While Slack proved problematic, the other central messaging platform, regular old SMS, was better than ever. Because your DeX and S8 are both your phones and your desktop. You can have entire texting conversations on your desktop in the resizable Messages app. Likewise, you can make voice calls from your docked S8. Launch the phone dialer and make the call; you’ll hear your partner over the docked speakerphone.
Music apps? We experienced mixed behaviors. Spotify launched in a fixed Android portrait window and refused to play music. But YouTube Music cooperated, playing music through the phone’s speakers.
But enough about these distractions. Let’s talk productivity. DeX supports several image editing apps. But we opted to go with Lightroom Photoshop, which is incredibly refined for a mobile app and runs speedy-fine on the Snapdragon 835 processor of the Galaxy S8+. What’s more, finding the images needed to edit wasn’t much of a hassle. Once you download a file, it appears in My Files. The rudimentary Android file manager app preloaded at the top of the DeX desktop.
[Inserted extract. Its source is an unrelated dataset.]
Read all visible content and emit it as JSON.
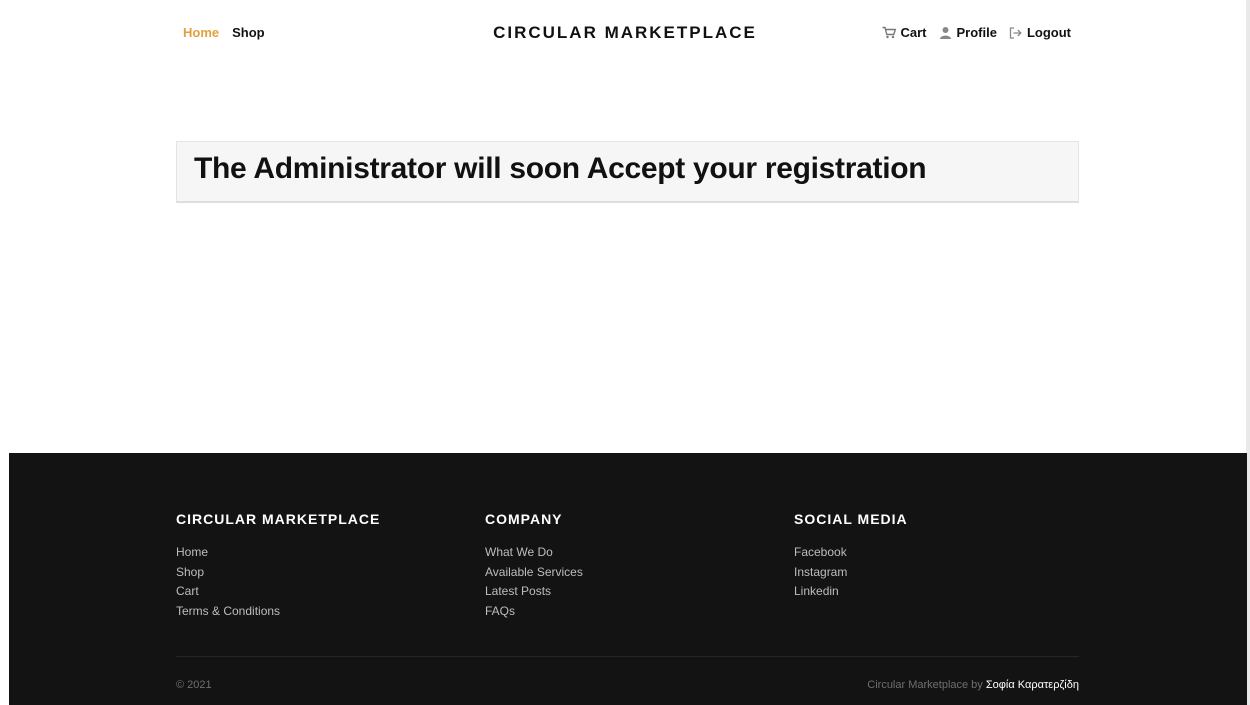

Editing raw text was just as easy. When we were sent video scripts via email. We clicked on the Drive links and popped the hands in Docs. Supporting resizable windows, cut and paste, and other DeX behaviors. It was still in the mobile version of Docs, so some tasks, adding a comment, required a few extra inputs. But it never felt excessively tedious.
DeX also supports the mobile Microsoft Office suite, including Word, Excel, Powerpoint, OneNote, OneDrive, and Skype. You’ll need an Office 365 subscription to unlock everything, but once you’re up and running, you’ll feel right at home.
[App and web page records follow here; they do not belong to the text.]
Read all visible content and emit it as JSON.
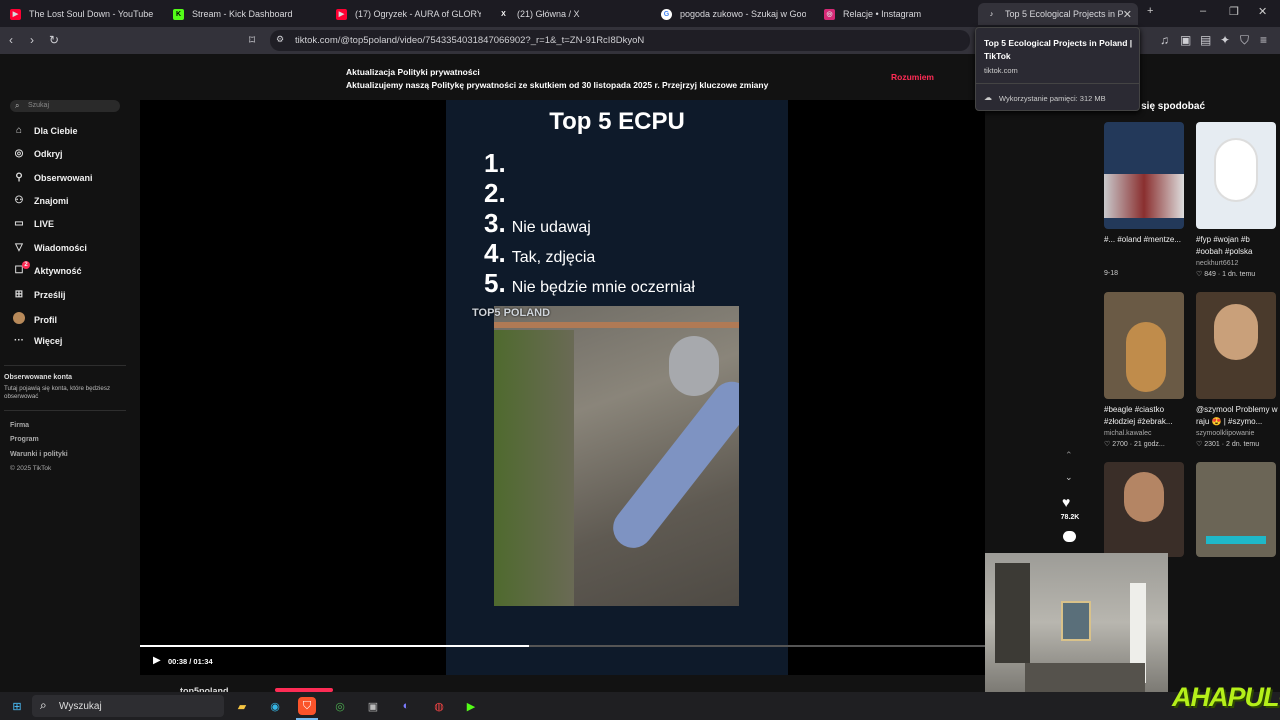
{
  "browser": {
    "tabs": [
      {
        "title": "The Lost Soul Down - YouTube M",
        "color": "#ff0033",
        "glyph": "▶"
      },
      {
        "title": "Stream - Kick Dashboard",
        "color": "#53fc18",
        "glyph": "K"
      },
      {
        "title": "(17) Ogryzek - AURA of GLORY (Offic",
        "color": "#ff0033",
        "glyph": "▶"
      },
      {
        "title": "(21) Główna / X",
        "color": "#000000",
        "glyph": "X"
      },
      {
        "title": "pogoda zukowo - Szukaj w Google",
        "color": "#4285f4",
        "glyph": "G"
      },
      {
        "title": "Relacje • Instagram",
        "color": "#d62976",
        "glyph": "◎"
      },
      {
        "title": "Top 5 Ecological Projects in Pola",
        "color": "#000000",
        "glyph": "♪"
      }
    ],
    "url": "tiktok.com/@top5poland/video/7543354031847066902?_r=1&_t=ZN-91RcI8DkyoN",
    "popup": {
      "title": "Top 5 Ecological Projects in Poland | TikTok",
      "domain": "tiktok.com",
      "memory": "Wykorzystanie pamięci: 312 MB"
    }
  },
  "notice": {
    "title": "Aktualizacja Polityki prywatności",
    "text": "Aktualizujemy naszą Politykę prywatności ze skutkiem od 30 listopada 2025 r. Przejrzyj kluczowe zmiany",
    "button": "Rozumiem"
  },
  "sidebar": {
    "search_placeholder": "Szukaj",
    "items": [
      {
        "label": "Dla Ciebie",
        "icon": "home-icon"
      },
      {
        "label": "Odkryj",
        "icon": "compass-icon"
      },
      {
        "label": "Obserwowani",
        "icon": "user-follow-icon"
      },
      {
        "label": "Znajomi",
        "icon": "friends-icon"
      },
      {
        "label": "LIVE",
        "icon": "live-icon"
      },
      {
        "label": "Wiadomości",
        "icon": "messages-icon"
      },
      {
        "label": "Aktywność",
        "icon": "activity-icon"
      },
      {
        "label": "Prześlij",
        "icon": "upload-icon"
      },
      {
        "label": "Profil",
        "icon": "avatar-icon"
      },
      {
        "label": "Więcej",
        "icon": "more-icon"
      }
    ],
    "activity_badge": "2",
    "followed_title": "Obserwowane konta",
    "followed_desc": "Tutaj pojawią się konta, które będziesz obserwować",
    "footer": [
      "Firma",
      "Program",
      "Warunki i polityki",
      "© 2025 TikTok"
    ]
  },
  "video": {
    "title": "Top 5 ECPU",
    "items": [
      {
        "num": "1.",
        "text": ""
      },
      {
        "num": "2.",
        "text": ""
      },
      {
        "num": "3.",
        "text": "Nie udawaj"
      },
      {
        "num": "4.",
        "text": "Tak, zdjęcia"
      },
      {
        "num": "5.",
        "text": "Nie będzie mnie oczerniał"
      }
    ],
    "watermark": "TOP5 POLAND",
    "time": "00:38 / 01:34",
    "progress": 0.46,
    "author": "top5poland",
    "likes": "78.2K"
  },
  "suggested": {
    "title": "e Ci się spodobać",
    "items": [
      {
        "caption": "#... #oland #mentze...",
        "user": "",
        "stats": "9-18",
        "color": "#23395a"
      },
      {
        "caption": "#fyp #wojan #b #oobah #polska",
        "user": "neckhurt6612",
        "stats": "♡ 849 · 1 dn. temu",
        "color": "#e6ecf2"
      },
      {
        "caption": "#beagle #ciastko #złodziej #żebrak...",
        "user": "michal.kawalec",
        "stats": "♡ 2700 · 21 godz...",
        "color": "#6a5a45"
      },
      {
        "caption": "@szymool Problemy w raju 😍 | #szymo...",
        "user": "szymoolklipowanie",
        "stats": "♡ 2301 · 2 dn. temu",
        "color": "#4a3a2c"
      },
      {
        "caption": "",
        "user": "",
        "stats": "",
        "color": "#3a2e28"
      },
      {
        "caption": "",
        "user": "",
        "stats": "",
        "color": "#6b6556"
      }
    ]
  },
  "taskbar": {
    "search": "Wyszukaj"
  },
  "overlay": {
    "logo": "AHAPULCO"
  }
}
But Could We CMS?
The real productivity test would be working inside our custom content management system. This workflow requires getting through password protection. Uploading images, searching through a database for pictures. And making selective text edits in what can often be a slow inflexible cloud-based environment. Right to the payoff, working in the CMS was easy. We never hit a brick wall; performance was more than acceptable.
We entered the CMS via Chrome and had zero issues with password management. The days when mobile browsers forgot our passwords are clearly over. Uploading images required a bit of creativity at the beginning of the week of testing. When we clicked, Upload new image in the CMS interface. Chrome presented us with four source options; Camera, Camcorder, My Files, the Android file manager, and Documents Drive. We could easily navigate to My Files, where the downloaded images were stored.
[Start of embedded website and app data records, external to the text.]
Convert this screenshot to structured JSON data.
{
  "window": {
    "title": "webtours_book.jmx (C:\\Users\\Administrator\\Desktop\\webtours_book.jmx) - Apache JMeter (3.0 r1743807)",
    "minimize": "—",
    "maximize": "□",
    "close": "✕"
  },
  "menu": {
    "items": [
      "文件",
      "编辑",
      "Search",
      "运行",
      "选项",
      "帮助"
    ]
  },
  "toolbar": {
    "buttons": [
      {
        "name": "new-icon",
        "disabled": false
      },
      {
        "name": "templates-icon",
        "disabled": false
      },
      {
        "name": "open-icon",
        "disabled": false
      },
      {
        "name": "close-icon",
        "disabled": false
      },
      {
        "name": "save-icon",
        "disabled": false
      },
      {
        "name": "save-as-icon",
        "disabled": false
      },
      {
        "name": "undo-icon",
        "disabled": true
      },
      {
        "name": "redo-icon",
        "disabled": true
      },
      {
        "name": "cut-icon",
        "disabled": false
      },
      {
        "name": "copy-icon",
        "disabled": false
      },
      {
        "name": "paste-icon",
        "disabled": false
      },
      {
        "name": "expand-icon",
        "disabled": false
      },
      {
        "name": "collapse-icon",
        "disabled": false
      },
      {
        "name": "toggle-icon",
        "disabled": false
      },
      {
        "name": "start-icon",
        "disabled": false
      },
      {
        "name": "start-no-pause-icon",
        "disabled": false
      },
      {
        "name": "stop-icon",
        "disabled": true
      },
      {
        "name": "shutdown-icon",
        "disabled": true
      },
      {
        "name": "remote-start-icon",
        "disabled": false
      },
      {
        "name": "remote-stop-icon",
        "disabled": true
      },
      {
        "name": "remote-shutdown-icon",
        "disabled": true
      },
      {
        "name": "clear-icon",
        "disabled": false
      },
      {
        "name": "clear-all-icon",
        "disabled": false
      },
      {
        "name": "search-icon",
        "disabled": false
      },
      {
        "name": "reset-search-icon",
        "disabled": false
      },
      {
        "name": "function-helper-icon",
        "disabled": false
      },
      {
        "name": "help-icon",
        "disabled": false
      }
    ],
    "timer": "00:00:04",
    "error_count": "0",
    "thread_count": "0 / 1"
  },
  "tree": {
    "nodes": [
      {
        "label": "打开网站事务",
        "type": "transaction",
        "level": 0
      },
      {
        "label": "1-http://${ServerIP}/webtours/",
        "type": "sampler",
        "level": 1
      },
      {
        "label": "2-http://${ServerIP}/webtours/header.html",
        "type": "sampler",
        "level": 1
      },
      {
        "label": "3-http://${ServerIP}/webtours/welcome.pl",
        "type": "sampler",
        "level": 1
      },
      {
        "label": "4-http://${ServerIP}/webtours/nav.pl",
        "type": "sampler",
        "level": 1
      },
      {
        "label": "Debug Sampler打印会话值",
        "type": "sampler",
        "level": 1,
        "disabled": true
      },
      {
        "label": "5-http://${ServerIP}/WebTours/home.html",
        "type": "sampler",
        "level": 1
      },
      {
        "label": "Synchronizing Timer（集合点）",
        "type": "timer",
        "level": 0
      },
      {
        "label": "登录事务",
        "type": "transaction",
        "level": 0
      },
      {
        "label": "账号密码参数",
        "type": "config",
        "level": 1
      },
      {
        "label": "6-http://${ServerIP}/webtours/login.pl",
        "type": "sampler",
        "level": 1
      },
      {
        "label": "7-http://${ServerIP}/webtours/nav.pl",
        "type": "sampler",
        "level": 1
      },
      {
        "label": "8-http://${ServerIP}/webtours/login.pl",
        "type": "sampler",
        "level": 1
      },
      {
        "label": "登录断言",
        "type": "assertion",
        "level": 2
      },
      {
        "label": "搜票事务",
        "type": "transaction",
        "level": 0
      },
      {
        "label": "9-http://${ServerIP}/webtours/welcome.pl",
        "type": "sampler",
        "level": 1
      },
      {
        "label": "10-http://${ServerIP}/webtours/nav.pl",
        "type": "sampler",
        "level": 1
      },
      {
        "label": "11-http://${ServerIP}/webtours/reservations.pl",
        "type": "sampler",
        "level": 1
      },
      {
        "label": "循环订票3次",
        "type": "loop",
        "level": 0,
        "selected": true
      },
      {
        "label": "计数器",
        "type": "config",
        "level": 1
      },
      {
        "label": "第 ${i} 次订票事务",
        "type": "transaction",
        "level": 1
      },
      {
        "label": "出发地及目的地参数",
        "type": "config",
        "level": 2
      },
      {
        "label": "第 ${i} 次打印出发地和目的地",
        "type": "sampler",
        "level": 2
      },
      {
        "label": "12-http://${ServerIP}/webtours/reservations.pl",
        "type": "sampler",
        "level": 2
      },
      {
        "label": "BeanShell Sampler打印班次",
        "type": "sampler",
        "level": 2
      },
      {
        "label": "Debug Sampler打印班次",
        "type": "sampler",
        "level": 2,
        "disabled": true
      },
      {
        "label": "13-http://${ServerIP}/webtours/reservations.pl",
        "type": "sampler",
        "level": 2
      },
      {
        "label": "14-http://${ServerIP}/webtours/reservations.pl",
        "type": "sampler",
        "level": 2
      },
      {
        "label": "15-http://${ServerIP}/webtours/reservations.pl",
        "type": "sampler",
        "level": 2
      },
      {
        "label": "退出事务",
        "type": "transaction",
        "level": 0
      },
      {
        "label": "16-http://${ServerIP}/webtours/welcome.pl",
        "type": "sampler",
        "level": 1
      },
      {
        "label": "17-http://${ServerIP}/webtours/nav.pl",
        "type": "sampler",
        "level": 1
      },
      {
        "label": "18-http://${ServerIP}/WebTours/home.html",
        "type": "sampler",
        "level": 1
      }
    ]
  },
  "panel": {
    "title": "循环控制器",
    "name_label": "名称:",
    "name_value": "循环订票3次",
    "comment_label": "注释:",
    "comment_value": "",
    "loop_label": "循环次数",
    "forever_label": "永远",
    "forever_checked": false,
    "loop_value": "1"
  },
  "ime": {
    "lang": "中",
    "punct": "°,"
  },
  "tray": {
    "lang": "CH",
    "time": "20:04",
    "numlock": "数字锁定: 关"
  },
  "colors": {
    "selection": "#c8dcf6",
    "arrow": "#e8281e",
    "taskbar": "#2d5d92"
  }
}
Strangely, toward the end of the week, the CMS interface stopped giving My Files as a directory option. But quickly found a workaround by jumping into Drive and uploading images stored in the phone’s My Files directory. And that was pretty much the only hiccup. Otherwise, all the CMS activity was business, if perhaps a bit slow.
The Bottom Line
Can we have multi-monitor support? Absolutely. Were we irritated by Bluetooth pairing challenges? Sure. But it’s pretty hard to poke holes in DeX. When we can get all my day-to-day work done with little hassle.
Nonetheless, there’s still the uncertainty of what displays will be waiting for you in the vast business travel unknown. How many will hotel rooms have TVs with HDMI ports? How many hotels can loan you a desktop display? And what happens if you get seemingly appropriate hardware but DeX still letterboxes its desktop?
These are questions that give a pause of thought when thinking about leaving the laptop at home. But when DeX is up and running, it delivers. This is a platform that Samsung should migrate to other Galaxy phones. That should steal a few other users over, that Microsoft should study for its Continuum scheme. There’s a lot to like about the Galaxy S8 and S8+. But DeX might be the best feature for people who work.